→ Required action: Every line below that holds the word "Kişileri" must be listed.

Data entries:
-- -- --
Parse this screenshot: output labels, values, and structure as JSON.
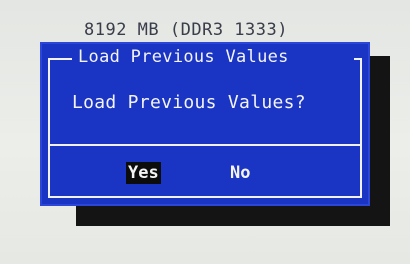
{
  "status": {
    "memory_line": "8192 MB (DDR3 1333)"
  },
  "dialog": {
    "title": "Load Previous Values",
    "message": "Load Previous Values?",
    "buttons": {
      "yes": "Yes",
      "no": "No"
    },
    "selected": "yes"
  },
  "colors": {
    "dialog_background": "#1a34c4",
    "text": "#f4f4f4",
    "selection_background": "#0c0c0c",
    "screen_background": "#e9ebe8"
  }
}
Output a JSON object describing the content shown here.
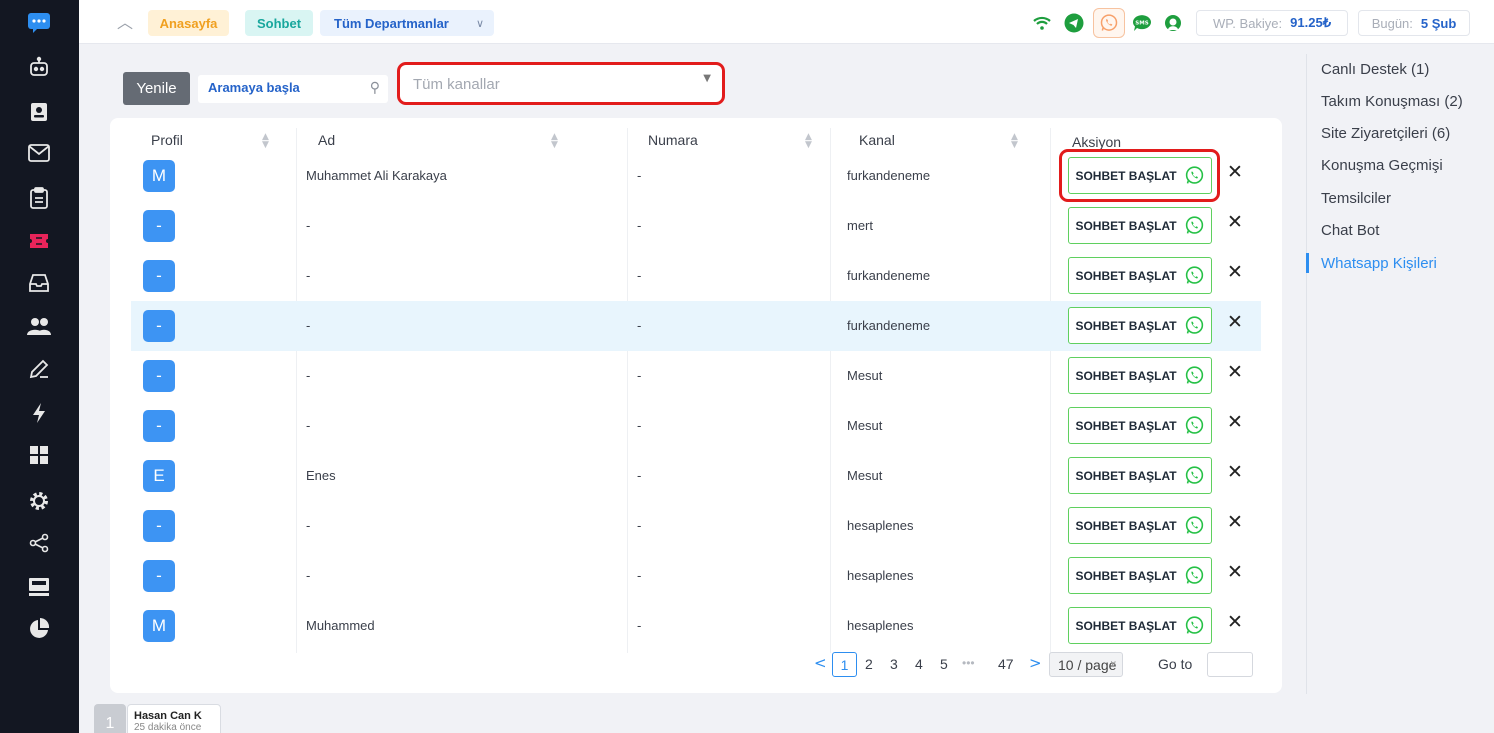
{
  "sidebar": {
    "icons": [
      "chat-bubble-icon",
      "robot-chat-icon",
      "contact-card-icon",
      "mail-icon",
      "clipboard-icon",
      "ticket-icon",
      "inbox-icon",
      "users-icon",
      "edit-icon",
      "bolt-icon",
      "grid-icon",
      "settings-icon",
      "share-icon",
      "monitor-icon",
      "pie-chart-icon"
    ],
    "accent": "#e8245a",
    "brand": "#2d8ef0"
  },
  "topbar": {
    "home_label": "Anasayfa",
    "chat_label": "Sohbet",
    "department_label": "Tüm Departmanlar",
    "wp_balance_label": "WP. Bakiye:",
    "wp_balance_value": "91.25₺",
    "today_label": "Bugün:",
    "today_value": "5 Şub",
    "sms_label": "SMS",
    "channel_icons": [
      "wifi-icon",
      "telegram-icon",
      "whatsapp-icon",
      "sms-icon",
      "support-icon"
    ]
  },
  "toolbar": {
    "refresh_label": "Yenile",
    "search_placeholder": "Aramaya başla",
    "channel_placeholder": "Tüm kanallar"
  },
  "table": {
    "columns": [
      "Profil",
      "Ad",
      "Numara",
      "Kanal",
      "Aksiyon"
    ],
    "action_label": "SOHBET BAŞLAT",
    "rows": [
      {
        "avatar": "M",
        "name": "Muhammet Ali Karakaya",
        "number": "-",
        "channel": "furkandeneme"
      },
      {
        "avatar": "-",
        "name": "-",
        "number": "-",
        "channel": "mert"
      },
      {
        "avatar": "-",
        "name": "-",
        "number": "-",
        "channel": "furkandeneme"
      },
      {
        "avatar": "-",
        "name": "-",
        "number": "-",
        "channel": "furkandeneme"
      },
      {
        "avatar": "-",
        "name": "-",
        "number": "-",
        "channel": "Mesut"
      },
      {
        "avatar": "-",
        "name": "-",
        "number": "-",
        "channel": "Mesut"
      },
      {
        "avatar": "E",
        "name": "Enes",
        "number": "-",
        "channel": "Mesut"
      },
      {
        "avatar": "-",
        "name": "-",
        "number": "-",
        "channel": "hesaplenes"
      },
      {
        "avatar": "-",
        "name": "-",
        "number": "-",
        "channel": "hesaplenes"
      },
      {
        "avatar": "M",
        "name": "Muhammed",
        "number": "-",
        "channel": "hesaplenes"
      }
    ]
  },
  "pagination": {
    "pages": [
      "1",
      "2",
      "3",
      "4",
      "5"
    ],
    "ellipsis": "•••",
    "last_page": "47",
    "page_size": "10 / page",
    "goto_label": "Go to"
  },
  "subnav": {
    "items": [
      "Canlı Destek (1)",
      "Takım Konuşması (2)",
      "Site Ziyaretçileri (6)",
      "Konuşma Geçmişi",
      "Temsilciler",
      "Chat Bot",
      "Whatsapp Kişileri"
    ],
    "active": "Whatsapp Kişileri"
  },
  "mini_chat": {
    "avatar": "1",
    "name": "Hasan Can K",
    "time": "25 dakika önce"
  }
}
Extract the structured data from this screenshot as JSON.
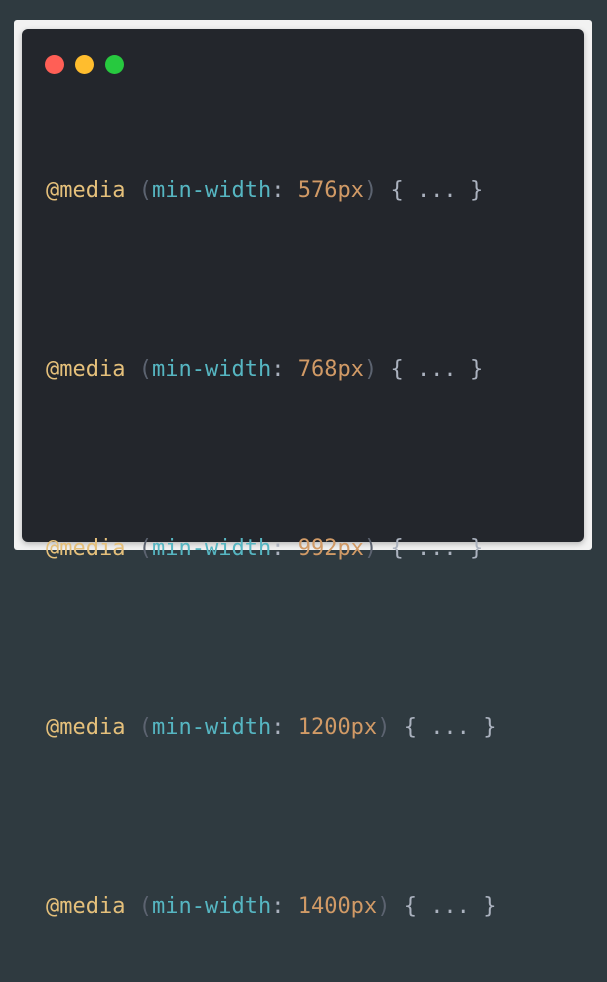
{
  "colors": {
    "background": "#2f3a40",
    "window": "#23262c",
    "red": "#ff5f56",
    "yellow": "#ffbd2e",
    "green": "#27c93f",
    "keyword": "#e5c07b",
    "property": "#56b6c2",
    "number": "#d19a66"
  },
  "window_controls": [
    "close-dot",
    "minimize-dot",
    "maximize-dot"
  ],
  "lines": [
    {
      "at": "@media",
      "open_paren": "(",
      "prop": "min-width",
      "colon": ":",
      "value": "576px",
      "close_paren": ")",
      "brace_open": "{",
      "ellipsis": "...",
      "brace_close": "}"
    },
    {
      "at": "@media",
      "open_paren": "(",
      "prop": "min-width",
      "colon": ":",
      "value": "768px",
      "close_paren": ")",
      "brace_open": "{",
      "ellipsis": "...",
      "brace_close": "}"
    },
    {
      "at": "@media",
      "open_paren": "(",
      "prop": "min-width",
      "colon": ":",
      "value": "992px",
      "close_paren": ")",
      "brace_open": "{",
      "ellipsis": "...",
      "brace_close": "}"
    },
    {
      "at": "@media",
      "open_paren": "(",
      "prop": "min-width",
      "colon": ":",
      "value": "1200px",
      "close_paren": ")",
      "brace_open": "{",
      "ellipsis": "...",
      "brace_close": "}"
    },
    {
      "at": "@media",
      "open_paren": "(",
      "prop": "min-width",
      "colon": ":",
      "value": "1400px",
      "close_paren": ")",
      "brace_open": "{",
      "ellipsis": "...",
      "brace_close": "}"
    }
  ]
}
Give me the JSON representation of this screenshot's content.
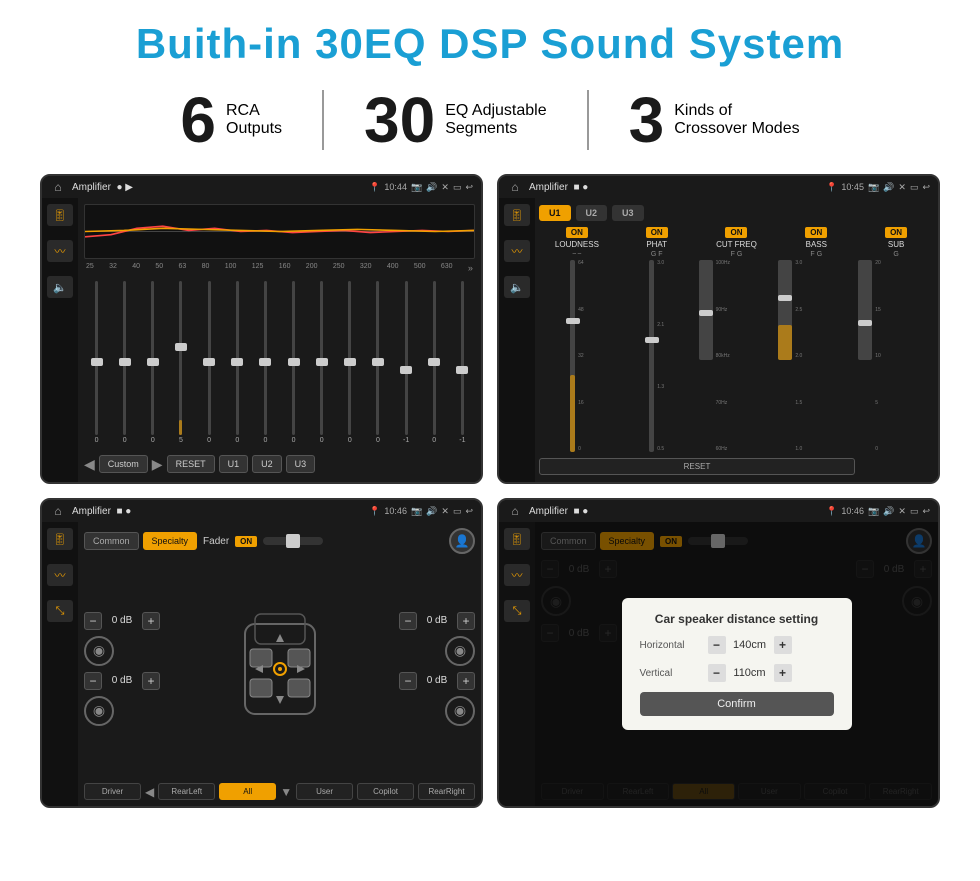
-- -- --
→ Exercise solution:
      "Whatsapp Kişileri"
    "active": "Whatsapp Kişileri"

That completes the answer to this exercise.